2013 Reynvaan Family Vineyards "The Contender" Syrah, Walla Walla Valley ($85) - Ten out of fourteen participants ranked this the highest. I found it to be a rich, aromatic (truffles, lavender, violets), earthy, complex Syrah with a long finish. My score: 19.5/20 points. So here, you get what you pay for.

2013 L'Ecole No. 41 Syrah, Columbia Valley ($25) - This was a surprise second place (eight out of fourteen), an attractively priced Syrah with considerable balance, depth and varietal character. My score, 19/20 points

2013 Long Shadows "Sequel" Syrah, Columbia Valley ($55) - If there was a direct correlation between price and quality, this should have been in second place (six did rank it second). I found it varietally correct, complex, but not highly so. 18.5/20 points.

I think the Sequel's placing third could be explained by its underdevelopment. In retesting it, I found it a bit closed in, without a lot of nuances. With a few more years aging, it will develop more complexity. The L'Ecole represents great value, but is nearly ready now and may not develop much more complexity.

This was an interesting exercise that, I think, shows that you do get what you pay for in wine to a considerable extent, but not completely so. 

At the PAWS get-together, some more bottles were opened after the tasting. Here are the most noteworthy wines.

2012 No Girls Syrah, Walla Walla Valley, La Paciencia Vineyard - Made by Cayuse assistant winemaker, Elizabeth Bouncier, this was classic "Rocks" Syrah, rich, earthy and minerals, with notes of truffles, dried roses and dark fruits. 19+/20 points.
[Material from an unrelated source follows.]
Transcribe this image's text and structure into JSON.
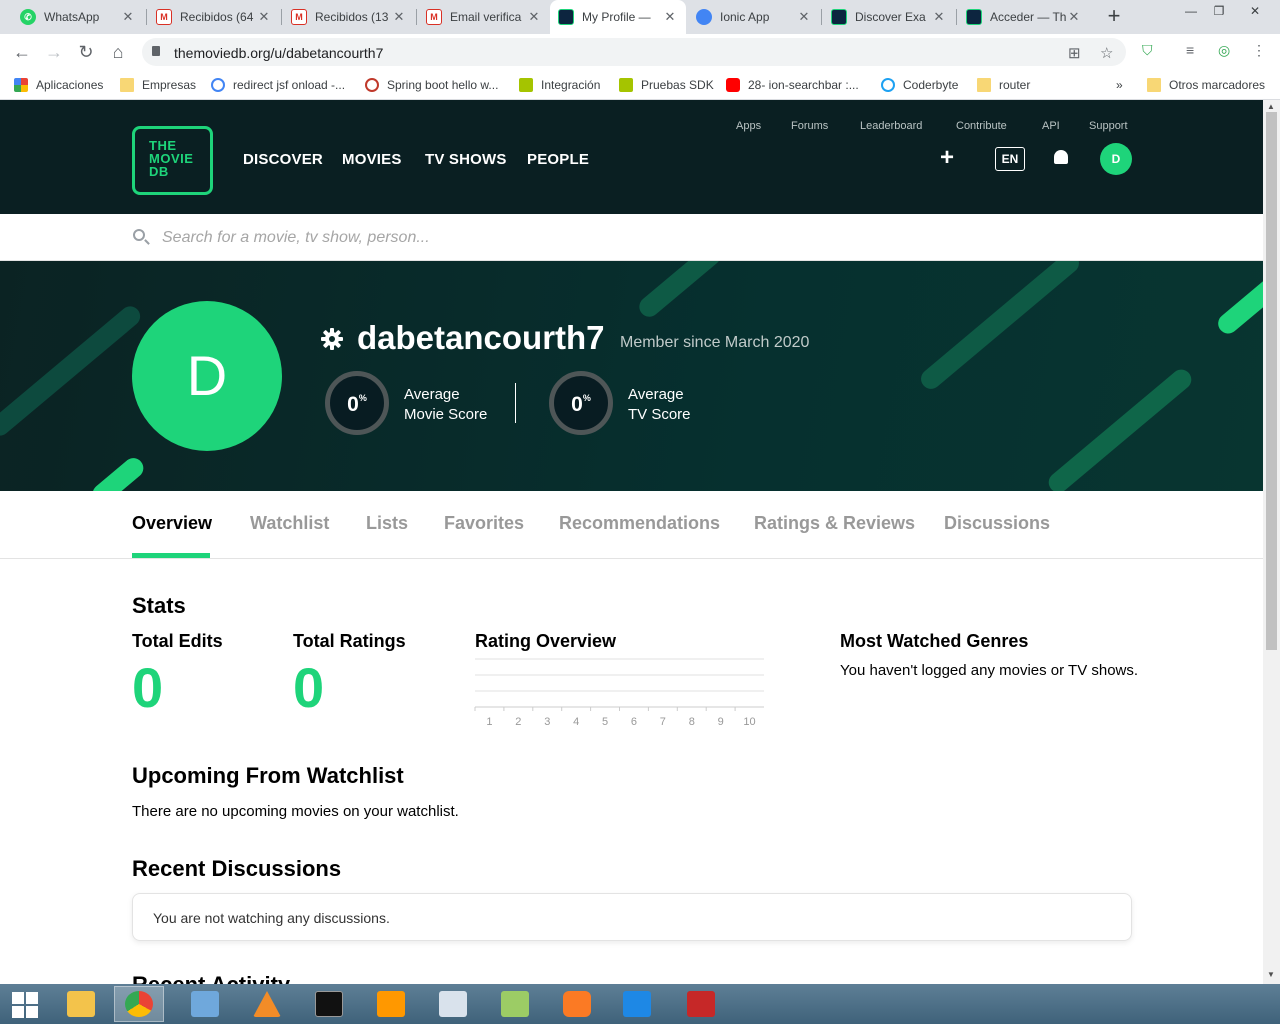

2012 Le Vieux Donjon Chateauneuf du Pape - This Grenache-dominated Rhone was lovely, yet solid and vigorous, with thick, lavish red and blue fruits and a long, complex finish. 19+/20 points.

2010 Coté Nicault Red Wine, Wahluke Slope - Gilles Nicault's Rhone-style Mourvèdre-Syrah-Grenache blend was rich and flavorful, with lots of texture and spicy black and blue fruits and a long finish. 19+/20 points.

2010 E. Guigal Côte Rôtie, Brune et Blonde - A superb rendition of this North Rhone Appellation, from high terraced vineyards, this showed great depth and authority. 19+/20 points.